The vast expanse of data visualization is intimidating for beginners and seasoned professionals alike. One common visual representation tool is the column chart. Understanding how to create a column chart is therefore fundamental for anyone dealing with data. Below, we delve into everything you need to know about column charts—from their role in data analysis to overcoming hurdles you might encounter while creating one.
Understanding the Basics of Column Charts
Column charts are a staple in any data visualization toolkit. They are simple yet powerful, effectively representing comparisons between different categories of data. The vertical columns are representative of data values, providing the viewer with visual cues to differences in magnitude.
The ability to segment these columns by additional categorizations further broadens the dimensionality of comparable data. This makes column charts an invaluable asset for conveying various statistical data, such as the comparison of expenses or revenues over different periods.
Having column charts at your disposal enhances your capability to present complex data in an easily digestible form. It is primarily used for comparing discrete values rather than representing trends or correlations, which are better suited for line charts.

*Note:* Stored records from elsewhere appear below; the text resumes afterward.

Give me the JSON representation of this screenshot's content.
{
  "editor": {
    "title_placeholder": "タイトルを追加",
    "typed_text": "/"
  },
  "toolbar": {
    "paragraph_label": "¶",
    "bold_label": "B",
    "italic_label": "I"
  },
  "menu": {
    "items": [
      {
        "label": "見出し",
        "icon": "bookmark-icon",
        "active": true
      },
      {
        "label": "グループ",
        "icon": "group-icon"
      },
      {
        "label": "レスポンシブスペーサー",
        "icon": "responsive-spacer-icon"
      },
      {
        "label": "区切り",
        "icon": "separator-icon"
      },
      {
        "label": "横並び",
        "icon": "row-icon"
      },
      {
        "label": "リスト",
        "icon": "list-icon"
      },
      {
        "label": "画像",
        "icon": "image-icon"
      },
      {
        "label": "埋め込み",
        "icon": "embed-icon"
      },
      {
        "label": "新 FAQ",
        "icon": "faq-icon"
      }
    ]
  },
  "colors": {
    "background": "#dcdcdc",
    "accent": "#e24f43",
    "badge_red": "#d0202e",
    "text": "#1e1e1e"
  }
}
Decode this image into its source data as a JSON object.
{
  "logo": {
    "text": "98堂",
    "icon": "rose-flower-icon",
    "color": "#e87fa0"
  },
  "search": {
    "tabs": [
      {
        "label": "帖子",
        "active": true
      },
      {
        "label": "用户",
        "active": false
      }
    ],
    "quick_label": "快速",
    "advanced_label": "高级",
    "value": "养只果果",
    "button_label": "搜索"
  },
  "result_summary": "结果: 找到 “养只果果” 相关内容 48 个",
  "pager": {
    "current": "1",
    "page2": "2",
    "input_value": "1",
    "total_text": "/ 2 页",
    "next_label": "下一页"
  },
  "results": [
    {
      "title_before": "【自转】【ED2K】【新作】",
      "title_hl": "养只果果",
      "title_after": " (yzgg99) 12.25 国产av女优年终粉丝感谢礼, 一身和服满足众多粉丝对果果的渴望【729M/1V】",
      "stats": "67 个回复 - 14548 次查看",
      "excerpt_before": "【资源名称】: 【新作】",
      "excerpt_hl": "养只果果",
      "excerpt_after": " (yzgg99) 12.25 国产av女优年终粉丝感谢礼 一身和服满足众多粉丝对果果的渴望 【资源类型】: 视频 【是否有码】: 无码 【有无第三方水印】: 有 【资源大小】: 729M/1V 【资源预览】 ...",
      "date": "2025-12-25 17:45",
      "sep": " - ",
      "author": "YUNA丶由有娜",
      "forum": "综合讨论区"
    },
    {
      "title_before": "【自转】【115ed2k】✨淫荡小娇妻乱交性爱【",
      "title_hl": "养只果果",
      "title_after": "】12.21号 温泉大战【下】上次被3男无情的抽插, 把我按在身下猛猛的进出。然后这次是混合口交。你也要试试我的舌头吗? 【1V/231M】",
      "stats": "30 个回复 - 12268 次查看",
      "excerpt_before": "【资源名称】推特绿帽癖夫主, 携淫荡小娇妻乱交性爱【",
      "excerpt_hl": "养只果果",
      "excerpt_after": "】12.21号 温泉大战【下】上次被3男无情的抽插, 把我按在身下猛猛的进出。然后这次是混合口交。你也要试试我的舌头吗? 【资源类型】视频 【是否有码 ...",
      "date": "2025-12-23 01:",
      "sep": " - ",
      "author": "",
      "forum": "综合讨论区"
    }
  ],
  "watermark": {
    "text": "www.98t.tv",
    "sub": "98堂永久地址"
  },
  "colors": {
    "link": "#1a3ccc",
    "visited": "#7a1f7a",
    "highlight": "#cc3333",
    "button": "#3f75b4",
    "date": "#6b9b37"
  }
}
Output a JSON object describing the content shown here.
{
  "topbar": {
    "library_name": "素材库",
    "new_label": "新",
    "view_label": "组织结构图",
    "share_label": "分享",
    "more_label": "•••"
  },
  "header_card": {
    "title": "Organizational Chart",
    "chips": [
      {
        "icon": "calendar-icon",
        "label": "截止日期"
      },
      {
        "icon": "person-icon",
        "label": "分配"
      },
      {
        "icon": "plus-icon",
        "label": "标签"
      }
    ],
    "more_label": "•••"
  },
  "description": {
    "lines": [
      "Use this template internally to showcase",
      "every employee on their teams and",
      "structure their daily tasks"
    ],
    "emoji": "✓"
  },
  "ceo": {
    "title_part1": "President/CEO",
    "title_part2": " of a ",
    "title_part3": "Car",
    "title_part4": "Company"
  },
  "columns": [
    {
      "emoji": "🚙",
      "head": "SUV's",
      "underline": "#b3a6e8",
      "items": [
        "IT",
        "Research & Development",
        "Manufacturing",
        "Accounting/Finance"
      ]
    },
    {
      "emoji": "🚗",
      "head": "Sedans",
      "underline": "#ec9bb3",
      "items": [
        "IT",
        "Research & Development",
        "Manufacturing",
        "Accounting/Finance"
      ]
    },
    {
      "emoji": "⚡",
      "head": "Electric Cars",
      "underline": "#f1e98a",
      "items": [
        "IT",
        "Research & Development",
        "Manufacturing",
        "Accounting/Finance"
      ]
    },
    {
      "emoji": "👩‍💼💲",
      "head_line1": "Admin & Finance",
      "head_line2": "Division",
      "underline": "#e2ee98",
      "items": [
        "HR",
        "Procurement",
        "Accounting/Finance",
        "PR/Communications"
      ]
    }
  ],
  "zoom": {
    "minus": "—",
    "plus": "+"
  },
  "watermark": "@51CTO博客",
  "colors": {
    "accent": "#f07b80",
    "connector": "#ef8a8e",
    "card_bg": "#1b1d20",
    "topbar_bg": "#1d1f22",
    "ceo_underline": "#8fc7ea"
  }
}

If you’re wondering how to create a column chart, understanding the fundamentals is a crucial first step. They provide the foundational knowledge upon which to build your chart with confidence and clarity.
Necessity of Data Analysis in Creating Column Charts
Before embarking on the creation of a column chart, it’s essential to analyze your data. Dissecting your data through analysis informs you about trends, patterns, and insights that will help you select the right chart type.
Data analysis aids in understanding the relationship between different data sets. Is there a stark contrast between categories? Is there an overwhelming consistency? Answers to these questions guide your decision on whether or not to use a column chart.
Moreover, data analysis helps streamline the chart creation process. By identifying redundant data or outliers, you can ensure the chart accurately represents the intended comparisons.
It’s not enough to have data; you must understand it. Therefore, data analysis is not a luxury but a necessity when creating column charts.
Importing Data: The First Step Towards a Column Chart
After a thorough data analysis, the next step is importing your data into the tool of your choice. You might create the chart using Excel, Google Sheets, or specialized software like Tableau. Each platform has unique capabilities and suits different data sets.
Importing data might seem trivial, but there are considerations to keep in mind. Ensure your data is properly formatted and clean to prevent potential issues down the road. Sorting your data might be beneficial depending on the order you want to display your columns.
Always double-check your data for accuracy and consistency after importing. This stage is crucial as the imported data serves as the bedrock upon which your column chart will be constructed.
Remember to anonymize sensitive data and respect privacy laws when dealing with personal data, especially when sharing or publishing charts.
Designing the Chart Structure for Your Column Chart
The chart structure is the skeleton that holds your data. It’s all about plot areas, x and y-axes, gridlines, and scales. It’s important to set the correct scale for your vertical axis, depending on the range of values in your data.
This step gives life to your data and begins to form the basis of comparisons. Label your axes accurately to provide context to your data, helping viewers understand exactly what they’re comparing.
When dealing with multiple data sets on one chart, use different colors for the columns. This way, the viewer can distinguish between the sets easily.
Follow consistency in maintaining units and timescales across your chart. If these vary within your chart, it can confuse and mislead the viewer.
Altogether, creating a column chart isn’t a task confined to data analysts or statisticians. With the right knowledge and resources, anyone can master the art of crafting informative and visually appealing column charts. It’s all about understanding your data, thinking critically about your chart structure, and polishing the visual presentation to a perfect shine.